Amastris 285-250 BC Silver Stater NGC ChXF Last Achaemenid Princess - Very Rare

  • $2,588.73

Queen Amastris 285-250 BC Silver Didrachm/ Stater NGC ChXF.

A must buy, very rare in all grades. Mintage unknown

PAPHLAGONIA. Amastris. Queen Amastris (ca. 285-250 BC). AR stater or didrachm (23mm, 9.39 gm, 12h). NGC Choice XF 5/5 - 3/5. Persic standard. Head of Mên, Amastris or Mithras right, wearing laureate Phrygian cap decorated with star with eight points / AMAΣTPIEΩN, Aphrodite enthroned left, Nike right on extended right arm, transverse scepter surmounted by lotus in left hand; rose in left field. Eye appealing example of this rare issue.

Amastris was the niece of the last Achaemenid King of Persia, Darius III, and was married off to several of Alexander's generals in succession in the years after the Macedonian conquest.
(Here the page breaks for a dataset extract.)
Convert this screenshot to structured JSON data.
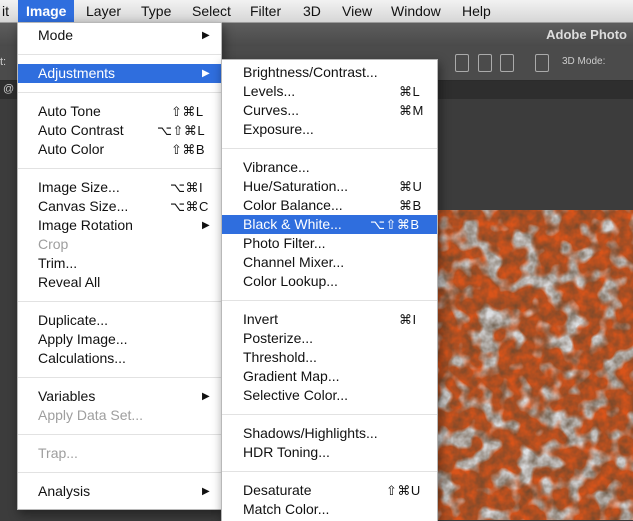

After being "set aside" by King Lysimachus in about 302 BC, Amastris decided to found her own city on the coast of Paphlagonia, and gave it her name. She served as its queen for the first years of its existence, and the city grew steadily in prosperity and importance in the decades and centuries that followed The city eventually became incorporated into the Roman province of Bithynia-Pontus. The city's coinage is both rare and intriguing, the obverse portrait wearing a laureate Phrygian cap being variously described as the head of Queen Amastris herself, the Persian hero Mithras, or an Amazon warrior.

Amastris founded an eponymous city in Paphlagonia and was the first queen to issue coins with her own portrait. A very rare accomplishment.

Amastris was the last surviving Achaemenid Persian Empire princess.

Amastris issued spectacular silver coinage in her own name with the reverse legend “Basilissês Amastrios.” Although the word basillisa more broadly denotes “royal woman,” here it can only mean “queen”.